(Excerpts from an interface dataset)

======

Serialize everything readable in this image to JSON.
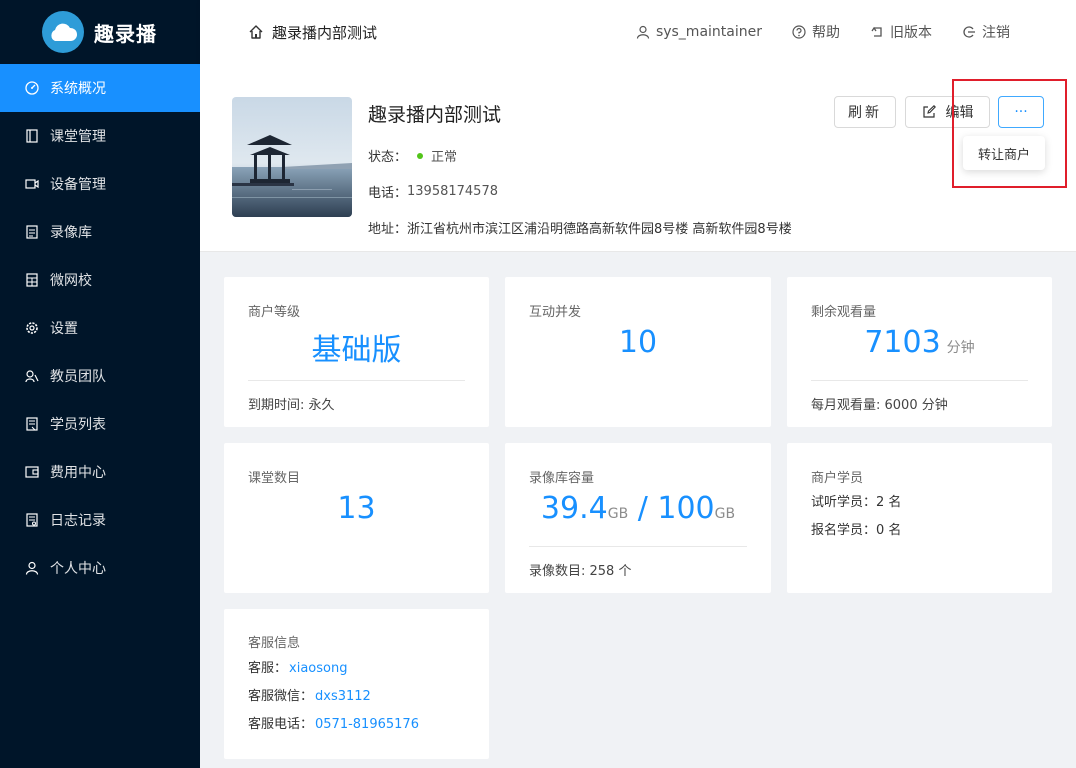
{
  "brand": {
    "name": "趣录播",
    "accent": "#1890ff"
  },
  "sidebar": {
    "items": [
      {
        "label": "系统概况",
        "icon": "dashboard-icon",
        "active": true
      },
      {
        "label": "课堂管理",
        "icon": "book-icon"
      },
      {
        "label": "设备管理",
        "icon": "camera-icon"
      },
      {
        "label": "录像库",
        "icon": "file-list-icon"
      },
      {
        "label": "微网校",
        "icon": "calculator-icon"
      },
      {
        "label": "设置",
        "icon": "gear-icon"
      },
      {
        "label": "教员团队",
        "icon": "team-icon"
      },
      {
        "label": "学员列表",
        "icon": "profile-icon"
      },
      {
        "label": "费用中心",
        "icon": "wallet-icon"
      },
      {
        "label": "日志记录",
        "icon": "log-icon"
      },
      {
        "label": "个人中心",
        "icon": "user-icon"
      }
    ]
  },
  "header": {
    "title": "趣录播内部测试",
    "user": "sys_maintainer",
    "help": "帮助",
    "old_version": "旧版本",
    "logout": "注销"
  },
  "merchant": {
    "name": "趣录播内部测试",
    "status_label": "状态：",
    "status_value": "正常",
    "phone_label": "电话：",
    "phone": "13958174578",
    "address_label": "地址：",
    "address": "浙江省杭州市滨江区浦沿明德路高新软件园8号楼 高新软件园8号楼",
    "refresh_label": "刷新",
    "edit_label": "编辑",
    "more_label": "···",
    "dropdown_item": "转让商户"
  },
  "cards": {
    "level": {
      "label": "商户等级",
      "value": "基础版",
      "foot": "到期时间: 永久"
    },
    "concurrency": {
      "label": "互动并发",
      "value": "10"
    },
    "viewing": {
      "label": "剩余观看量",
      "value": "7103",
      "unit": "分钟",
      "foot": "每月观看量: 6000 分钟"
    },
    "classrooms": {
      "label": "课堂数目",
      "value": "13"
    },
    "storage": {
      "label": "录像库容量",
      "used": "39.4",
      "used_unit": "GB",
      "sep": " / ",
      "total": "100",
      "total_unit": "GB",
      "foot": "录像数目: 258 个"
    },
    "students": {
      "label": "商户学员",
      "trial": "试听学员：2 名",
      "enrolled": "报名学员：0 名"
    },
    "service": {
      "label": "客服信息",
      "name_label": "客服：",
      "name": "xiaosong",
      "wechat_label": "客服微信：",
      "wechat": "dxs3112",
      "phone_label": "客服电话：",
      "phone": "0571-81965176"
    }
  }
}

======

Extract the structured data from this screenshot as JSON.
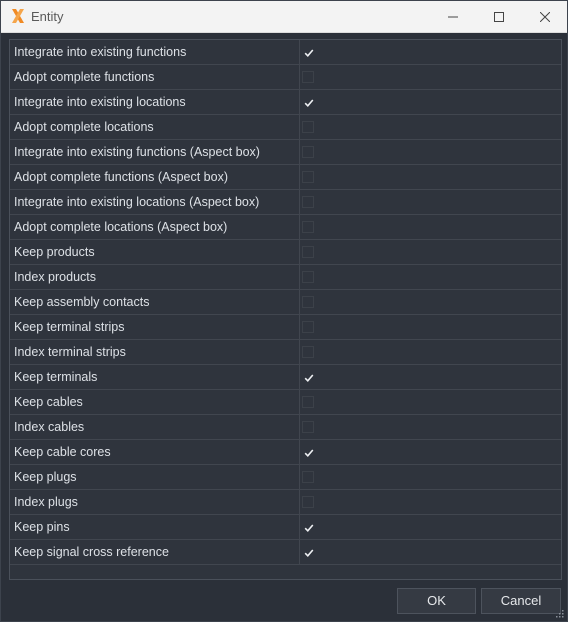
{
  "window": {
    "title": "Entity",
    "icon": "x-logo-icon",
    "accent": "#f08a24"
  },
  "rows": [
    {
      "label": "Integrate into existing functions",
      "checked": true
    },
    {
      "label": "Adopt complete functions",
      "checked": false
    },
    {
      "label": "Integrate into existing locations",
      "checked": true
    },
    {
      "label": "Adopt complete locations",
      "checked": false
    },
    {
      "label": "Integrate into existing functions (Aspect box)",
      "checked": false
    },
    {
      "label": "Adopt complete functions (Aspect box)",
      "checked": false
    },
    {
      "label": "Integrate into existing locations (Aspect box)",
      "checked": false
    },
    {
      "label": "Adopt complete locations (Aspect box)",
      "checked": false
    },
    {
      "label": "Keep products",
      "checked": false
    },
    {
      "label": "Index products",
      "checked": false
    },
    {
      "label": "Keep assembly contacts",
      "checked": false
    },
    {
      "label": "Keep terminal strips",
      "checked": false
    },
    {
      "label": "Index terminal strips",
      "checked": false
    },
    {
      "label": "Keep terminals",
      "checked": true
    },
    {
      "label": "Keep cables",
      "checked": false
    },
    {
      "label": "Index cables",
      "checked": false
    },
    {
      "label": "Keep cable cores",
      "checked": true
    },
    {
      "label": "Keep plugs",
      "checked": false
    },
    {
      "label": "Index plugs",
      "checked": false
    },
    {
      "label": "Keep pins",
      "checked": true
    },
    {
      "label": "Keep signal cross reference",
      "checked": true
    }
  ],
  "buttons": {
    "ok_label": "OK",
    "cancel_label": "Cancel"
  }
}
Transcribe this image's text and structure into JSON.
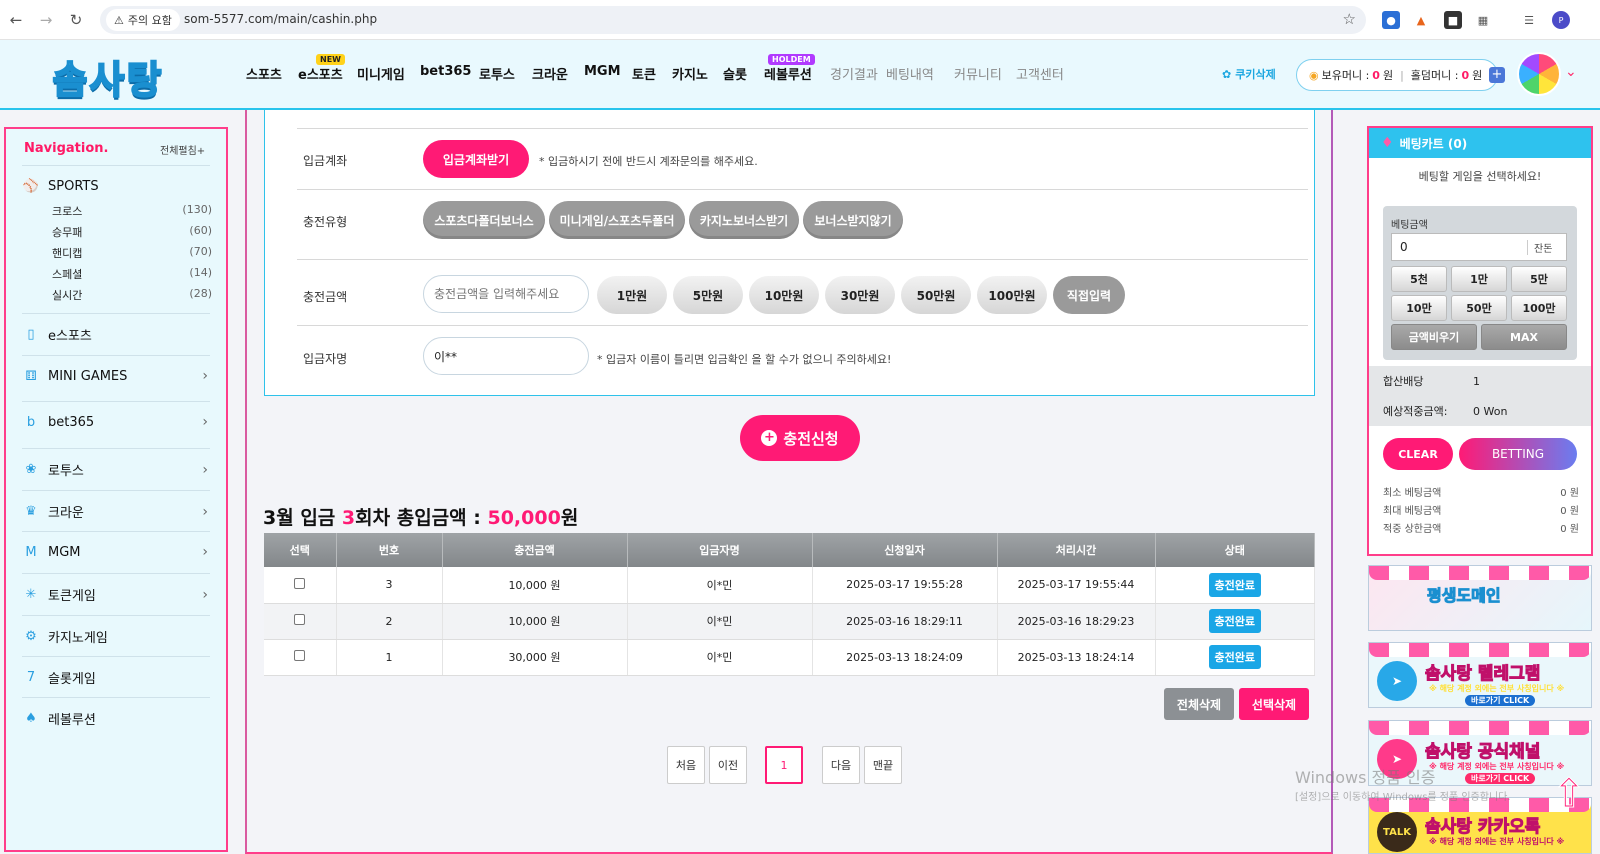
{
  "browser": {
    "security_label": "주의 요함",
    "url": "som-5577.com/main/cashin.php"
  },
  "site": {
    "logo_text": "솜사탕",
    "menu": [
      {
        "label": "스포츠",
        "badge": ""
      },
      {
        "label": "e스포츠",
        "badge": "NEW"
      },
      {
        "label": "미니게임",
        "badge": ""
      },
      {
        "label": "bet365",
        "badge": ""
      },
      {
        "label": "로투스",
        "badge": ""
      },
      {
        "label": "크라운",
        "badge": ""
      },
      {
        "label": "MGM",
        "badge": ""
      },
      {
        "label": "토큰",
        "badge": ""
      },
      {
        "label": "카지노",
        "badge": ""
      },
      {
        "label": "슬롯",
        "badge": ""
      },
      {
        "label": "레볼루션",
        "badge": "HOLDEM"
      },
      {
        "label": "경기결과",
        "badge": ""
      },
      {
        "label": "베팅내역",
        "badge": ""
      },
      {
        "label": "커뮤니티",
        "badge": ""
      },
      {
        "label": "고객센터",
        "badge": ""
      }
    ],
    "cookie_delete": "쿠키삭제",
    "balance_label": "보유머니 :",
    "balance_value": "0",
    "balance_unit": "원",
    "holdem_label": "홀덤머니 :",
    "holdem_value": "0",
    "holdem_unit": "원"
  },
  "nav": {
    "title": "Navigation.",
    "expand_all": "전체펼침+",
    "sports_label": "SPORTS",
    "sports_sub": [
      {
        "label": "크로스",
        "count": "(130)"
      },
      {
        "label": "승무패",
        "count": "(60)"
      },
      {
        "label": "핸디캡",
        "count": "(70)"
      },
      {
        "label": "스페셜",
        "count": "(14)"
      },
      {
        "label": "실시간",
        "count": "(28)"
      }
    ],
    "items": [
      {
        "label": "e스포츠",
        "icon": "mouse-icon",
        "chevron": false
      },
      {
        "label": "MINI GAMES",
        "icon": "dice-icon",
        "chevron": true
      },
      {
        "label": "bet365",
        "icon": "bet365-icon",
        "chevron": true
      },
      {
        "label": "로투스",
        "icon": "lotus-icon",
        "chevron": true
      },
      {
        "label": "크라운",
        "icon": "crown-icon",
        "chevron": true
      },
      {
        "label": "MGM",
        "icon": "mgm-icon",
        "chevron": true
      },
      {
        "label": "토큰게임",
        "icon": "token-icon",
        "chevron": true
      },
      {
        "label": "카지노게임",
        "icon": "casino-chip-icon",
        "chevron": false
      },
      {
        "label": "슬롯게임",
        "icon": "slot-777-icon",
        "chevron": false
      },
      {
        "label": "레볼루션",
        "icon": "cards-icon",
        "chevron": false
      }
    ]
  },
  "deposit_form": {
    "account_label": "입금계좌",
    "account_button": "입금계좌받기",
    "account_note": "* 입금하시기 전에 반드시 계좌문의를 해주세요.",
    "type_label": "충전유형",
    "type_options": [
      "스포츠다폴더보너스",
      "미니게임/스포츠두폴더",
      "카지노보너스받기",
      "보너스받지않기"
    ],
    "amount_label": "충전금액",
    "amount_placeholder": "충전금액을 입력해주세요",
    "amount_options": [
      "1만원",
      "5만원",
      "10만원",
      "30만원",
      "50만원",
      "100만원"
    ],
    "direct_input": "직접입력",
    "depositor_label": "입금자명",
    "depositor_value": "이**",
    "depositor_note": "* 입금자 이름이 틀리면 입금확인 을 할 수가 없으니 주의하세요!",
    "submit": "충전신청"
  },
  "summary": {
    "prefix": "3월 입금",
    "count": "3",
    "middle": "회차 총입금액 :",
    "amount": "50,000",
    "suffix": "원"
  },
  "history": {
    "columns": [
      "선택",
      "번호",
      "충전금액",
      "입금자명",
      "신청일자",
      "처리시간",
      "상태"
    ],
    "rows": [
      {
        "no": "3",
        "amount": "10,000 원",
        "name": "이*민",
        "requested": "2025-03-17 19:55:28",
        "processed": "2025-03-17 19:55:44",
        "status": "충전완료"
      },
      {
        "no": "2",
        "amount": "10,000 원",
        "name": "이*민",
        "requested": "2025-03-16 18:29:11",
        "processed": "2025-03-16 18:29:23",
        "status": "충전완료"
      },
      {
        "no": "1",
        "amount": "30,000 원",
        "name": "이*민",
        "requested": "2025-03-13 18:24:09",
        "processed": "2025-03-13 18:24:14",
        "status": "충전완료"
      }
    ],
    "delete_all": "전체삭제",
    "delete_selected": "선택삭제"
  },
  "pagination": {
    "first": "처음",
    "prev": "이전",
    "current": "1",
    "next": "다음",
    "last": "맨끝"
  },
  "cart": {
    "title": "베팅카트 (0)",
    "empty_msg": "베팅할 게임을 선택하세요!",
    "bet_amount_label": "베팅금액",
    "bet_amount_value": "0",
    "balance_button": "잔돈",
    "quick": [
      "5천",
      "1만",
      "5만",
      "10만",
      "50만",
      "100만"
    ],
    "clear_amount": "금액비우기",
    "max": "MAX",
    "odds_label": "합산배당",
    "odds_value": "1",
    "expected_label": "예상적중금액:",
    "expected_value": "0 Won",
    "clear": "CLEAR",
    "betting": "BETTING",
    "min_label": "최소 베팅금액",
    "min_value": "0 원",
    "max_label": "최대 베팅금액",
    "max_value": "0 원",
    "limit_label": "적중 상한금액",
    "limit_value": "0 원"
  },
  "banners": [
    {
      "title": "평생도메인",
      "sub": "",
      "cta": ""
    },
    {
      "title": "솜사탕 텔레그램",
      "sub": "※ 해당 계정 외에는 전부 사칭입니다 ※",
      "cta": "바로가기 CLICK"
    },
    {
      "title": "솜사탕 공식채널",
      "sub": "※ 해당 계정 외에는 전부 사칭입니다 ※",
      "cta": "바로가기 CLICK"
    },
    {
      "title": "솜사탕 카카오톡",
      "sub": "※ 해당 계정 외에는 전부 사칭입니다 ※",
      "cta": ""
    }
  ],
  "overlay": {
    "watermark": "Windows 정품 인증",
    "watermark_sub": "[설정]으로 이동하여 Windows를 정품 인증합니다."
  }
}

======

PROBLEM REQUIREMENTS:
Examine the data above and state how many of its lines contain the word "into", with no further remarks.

ANSWER BOX:
5